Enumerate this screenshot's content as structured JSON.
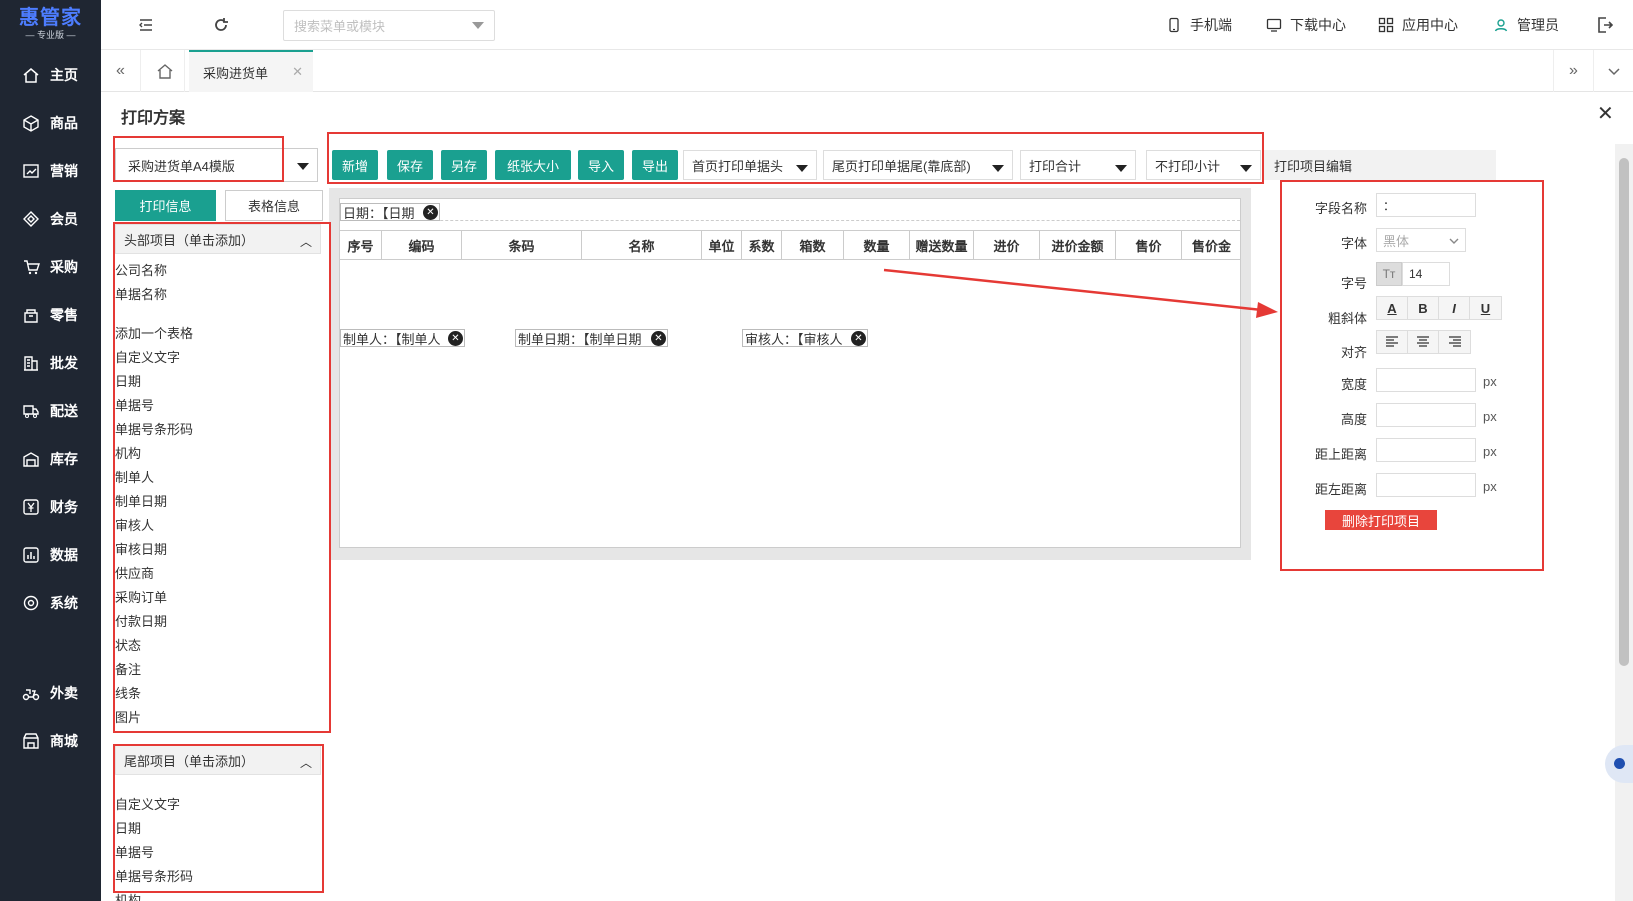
{
  "brand": {
    "name": "惠管家",
    "edition": "— 专业版 —"
  },
  "sidebar": {
    "items": [
      {
        "label": "主页",
        "icon": "home-icon"
      },
      {
        "label": "商品",
        "icon": "box-icon"
      },
      {
        "label": "营销",
        "icon": "chart-icon"
      },
      {
        "label": "会员",
        "icon": "diamond-icon"
      },
      {
        "label": "采购",
        "icon": "cart-icon"
      },
      {
        "label": "零售",
        "icon": "shop-icon"
      },
      {
        "label": "批发",
        "icon": "building-icon"
      },
      {
        "label": "配送",
        "icon": "truck-icon"
      },
      {
        "label": "库存",
        "icon": "warehouse-icon"
      },
      {
        "label": "财务",
        "icon": "yen-icon"
      },
      {
        "label": "数据",
        "icon": "data-icon"
      },
      {
        "label": "系统",
        "icon": "settings-icon"
      },
      {
        "label": "外卖",
        "icon": "delivery-icon"
      },
      {
        "label": "商城",
        "icon": "store-icon"
      }
    ]
  },
  "topbar": {
    "search_placeholder": "搜索菜单或模块",
    "links": {
      "mobile": "手机端",
      "download": "下载中心",
      "apps": "应用中心",
      "user": "管理员"
    }
  },
  "tabs": {
    "active": "采购进货单"
  },
  "panel": {
    "title": "打印方案",
    "template_select": "采购进货单A4模版",
    "toolbar": {
      "buttons": [
        "新增",
        "保存",
        "另存",
        "纸张大小",
        "导入",
        "导出"
      ],
      "dropdowns": [
        "首页打印单据头",
        "尾页打印单据尾(靠底部)",
        "打印合计",
        "不打印小计"
      ],
      "edit_title": "打印项目编辑"
    },
    "left_tabs": {
      "print_info": "打印信息",
      "table_info": "表格信息"
    },
    "header_items": {
      "title": "头部项目（单击添加）",
      "items": [
        "公司名称",
        "单据名称",
        "添加一个表格",
        "自定义文字",
        "日期",
        "单据号",
        "单据号条形码",
        "机构",
        "制单人",
        "制单日期",
        "审核人",
        "审核日期",
        "供应商",
        "采购订单",
        "付款日期",
        "状态",
        "备注",
        "线条",
        "图片"
      ]
    },
    "footer_items": {
      "title": "尾部项目（单击添加）",
      "items": [
        "自定义文字",
        "日期",
        "单据号",
        "单据号条形码",
        "机构"
      ]
    },
    "canvas": {
      "date_field": "日期：【日期",
      "columns": [
        "序号",
        "编码",
        "条码",
        "名称",
        "单位",
        "系数",
        "箱数",
        "数量",
        "赠送数量",
        "进价",
        "进价金额",
        "售价",
        "售价金"
      ],
      "footer_fields": [
        "制单人：【制单人",
        "制单日期：【制单日期",
        "审核人：【审核人"
      ]
    },
    "editor": {
      "field_name_label": "字段名称",
      "field_name_value": "：",
      "font_label": "字体",
      "font_value": "黑体",
      "size_label": "字号",
      "size_value": "14",
      "style_label": "粗斜体",
      "style_buttons": [
        "A",
        "B",
        "I",
        "U"
      ],
      "align_label": "对齐",
      "width_label": "宽度",
      "height_label": "高度",
      "top_label": "距上距离",
      "left_label": "距左距离",
      "unit": "px",
      "delete_button": "删除打印项目"
    }
  },
  "colors": {
    "sidebar_bg": "#1f2632",
    "accent": "#1aa090",
    "annotation": "#e53935",
    "danger": "#e8453c"
  }
}
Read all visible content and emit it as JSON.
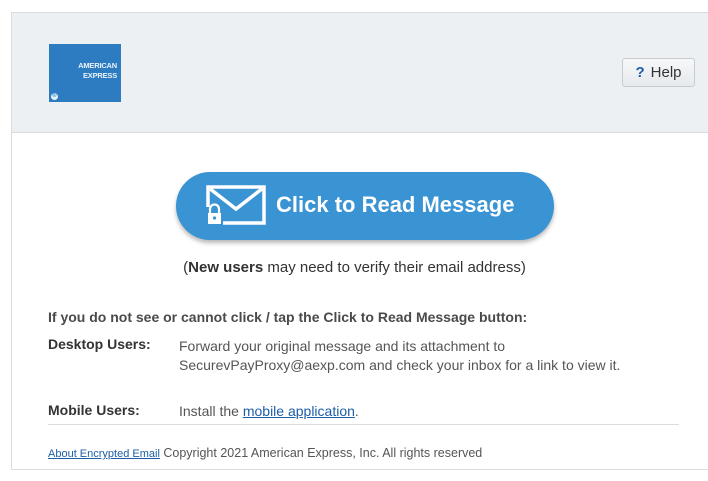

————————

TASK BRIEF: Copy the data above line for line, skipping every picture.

WRITTEN RESPONSE:
Enumerate this screenshot's content as structured JSON.
{
  "brand": {
    "name": "惠管家",
    "edition": "— 专业版 —"
  },
  "sidebar": {
    "items": [
      {
        "label": "主页",
        "icon": "home-icon"
      },
      {
        "label": "商品",
        "icon": "box-icon"
      },
      {
        "label": "营销",
        "icon": "chart-icon"
      },
      {
        "label": "会员",
        "icon": "diamond-icon"
      },
      {
        "label": "采购",
        "icon": "cart-icon"
      },
      {
        "label": "零售",
        "icon": "shop-icon"
      },
      {
        "label": "批发",
        "icon": "building-icon"
      },
      {
        "label": "配送",
        "icon": "truck-icon"
      },
      {
        "label": "库存",
        "icon": "warehouse-icon"
      },
      {
        "label": "财务",
        "icon": "yen-icon"
      },
      {
        "label": "数据",
        "icon": "data-icon"
      },
      {
        "label": "系统",
        "icon": "settings-icon"
      },
      {
        "label": "外卖",
        "icon": "delivery-icon"
      },
      {
        "label": "商城",
        "icon": "store-icon"
      }
    ]
  },
  "topbar": {
    "search_placeholder": "搜索菜单或模块",
    "links": {
      "mobile": "手机端",
      "download": "下载中心",
      "apps": "应用中心",
      "user": "管理员"
    }
  },
  "tabs": {
    "active": "采购进货单"
  },
  "panel": {
    "title": "打印方案",
    "template_select": "采购进货单A4模版",
    "toolbar": {
      "buttons": [
        "新增",
        "保存",
        "另存",
        "纸张大小",
        "导入",
        "导出"
      ],
      "dropdowns": [
        "首页打印单据头",
        "尾页打印单据尾(靠底部)",
        "打印合计",
        "不打印小计"
      ],
      "edit_title": "打印项目编辑"
    },
    "left_tabs": {
      "print_info": "打印信息",
      "table_info": "表格信息"
    },
    "header_items": {
      "title": "头部项目（单击添加）",
      "items": [
        "公司名称",
        "单据名称",
        "添加一个表格",
        "自定义文字",
        "日期",
        "单据号",
        "单据号条形码",
        "机构",
        "制单人",
        "制单日期",
        "审核人",
        "审核日期",
        "供应商",
        "采购订单",
        "付款日期",
        "状态",
        "备注",
        "线条",
        "图片"
      ]
    },
    "footer_items": {
      "title": "尾部项目（单击添加）",
      "items": [
        "自定义文字",
        "日期",
        "单据号",
        "单据号条形码",
        "机构"
      ]
    },
    "canvas": {
      "date_field": "日期：【日期",
      "columns": [
        "序号",
        "编码",
        "条码",
        "名称",
        "单位",
        "系数",
        "箱数",
        "数量",
        "赠送数量",
        "进价",
        "进价金额",
        "售价",
        "售价金"
      ],
      "footer_fields": [
        "制单人：【制单人",
        "制单日期：【制单日期",
        "审核人：【审核人"
      ]
    },
    "editor": {
      "field_name_label": "字段名称",
      "field_name_value": "：",
      "font_label": "字体",
      "font_value": "黑体",
      "size_label": "字号",
      "size_value": "14",
      "style_label": "粗斜体",
      "style_buttons": [
        "A",
        "B",
        "I",
        "U"
      ],
      "align_label": "对齐",
      "width_label": "宽度",
      "height_label": "高度",
      "top_label": "距上距离",
      "left_label": "距左距离",
      "unit": "px",
      "delete_button": "删除打印项目"
    }
  },
  "colors": {
    "sidebar_bg": "#1f2632",
    "accent": "#1aa090",
    "annotation": "#e53935",
    "danger": "#e8453c"
  }
}
Read all visible content and emit it as JSON.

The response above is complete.